However, if history and experience have taught us anything, it is that the answer to this question is a “both – and”. Money without relationship and understanding often causes more problems than it solves. Voluntourism can make people’s suffering a sideshow and do little actual help in the long run.
But compassionate understanding and solidarity grows as we walk in the shoes of others. This trip was our attempt to do this, and in telling you about it, we hope to raise awareness while we work to come alongside those living in a needy part of the world.
One Canadian who has done decidedly more than simply “catching a glimpse” is Carlos Vieira.
The last time I was in the village was with Carlos five years ago. Back then his Spanish was marginally better than mine. I also played a small role nursing him back to health after he got heat stroke from not wearing a hat in the Ecuadorian sun!
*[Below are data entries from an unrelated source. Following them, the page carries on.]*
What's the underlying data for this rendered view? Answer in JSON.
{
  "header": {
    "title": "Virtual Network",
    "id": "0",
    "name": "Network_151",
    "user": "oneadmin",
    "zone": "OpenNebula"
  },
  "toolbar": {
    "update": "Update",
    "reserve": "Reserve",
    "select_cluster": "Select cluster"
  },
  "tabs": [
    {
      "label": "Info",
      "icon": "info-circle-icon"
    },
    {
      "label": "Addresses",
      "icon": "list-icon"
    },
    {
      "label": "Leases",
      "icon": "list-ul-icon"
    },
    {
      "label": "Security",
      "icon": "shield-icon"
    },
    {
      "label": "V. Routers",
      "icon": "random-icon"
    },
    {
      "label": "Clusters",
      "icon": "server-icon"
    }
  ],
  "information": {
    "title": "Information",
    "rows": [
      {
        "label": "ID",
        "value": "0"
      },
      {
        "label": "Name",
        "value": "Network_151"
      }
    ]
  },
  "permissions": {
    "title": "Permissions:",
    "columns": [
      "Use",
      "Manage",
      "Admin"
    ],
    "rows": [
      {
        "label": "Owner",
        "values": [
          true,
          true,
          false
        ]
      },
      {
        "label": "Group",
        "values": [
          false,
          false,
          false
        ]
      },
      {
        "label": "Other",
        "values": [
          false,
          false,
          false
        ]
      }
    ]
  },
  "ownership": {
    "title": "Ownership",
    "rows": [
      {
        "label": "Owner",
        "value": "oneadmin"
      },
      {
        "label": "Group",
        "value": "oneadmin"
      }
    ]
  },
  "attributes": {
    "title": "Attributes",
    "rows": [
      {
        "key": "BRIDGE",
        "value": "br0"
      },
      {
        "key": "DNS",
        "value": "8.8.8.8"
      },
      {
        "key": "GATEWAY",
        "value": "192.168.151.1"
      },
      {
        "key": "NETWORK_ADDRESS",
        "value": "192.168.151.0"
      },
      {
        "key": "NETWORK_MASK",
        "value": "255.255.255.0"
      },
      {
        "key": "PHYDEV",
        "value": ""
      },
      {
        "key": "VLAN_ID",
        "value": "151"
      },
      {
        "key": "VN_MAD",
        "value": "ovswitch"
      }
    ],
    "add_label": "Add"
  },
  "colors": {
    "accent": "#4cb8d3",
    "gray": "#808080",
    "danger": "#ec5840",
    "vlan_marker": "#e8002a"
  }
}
Now he is fluent in Spanish and lives in Ecuador, working and living with the people along the Onzole River. He’s been in Ecuador for the past three years and has devoted himself to ministry and the Afro-Ecuadorian people group. What a joy it is to see this transformation in him!
As we journeyed with these people, heard their stories and experienced their reality, we were pushed well beyond our comfort zones. In the midst of this there was also the joy of being together.
Many people have provided us with resources and encouragement along the way. We strongly feel the international component of the Mission Immersion Project is not the culmination of the experience, but simply a component of learning to engage mission for a lifetime.
We will be having a debrief of the entire four-month project to focus on the changes we will make to how we live and work here, now and in the future. We value your prayers in helping us take our learning into the rest of our lives.
Dan McIver has been on staff with The Navigators for 23 years and has served as the campus director for Queen's University, chaplain for the Queen's men's hockey team, City Leader for Kingston and City Coach for Calgary and Edmonton.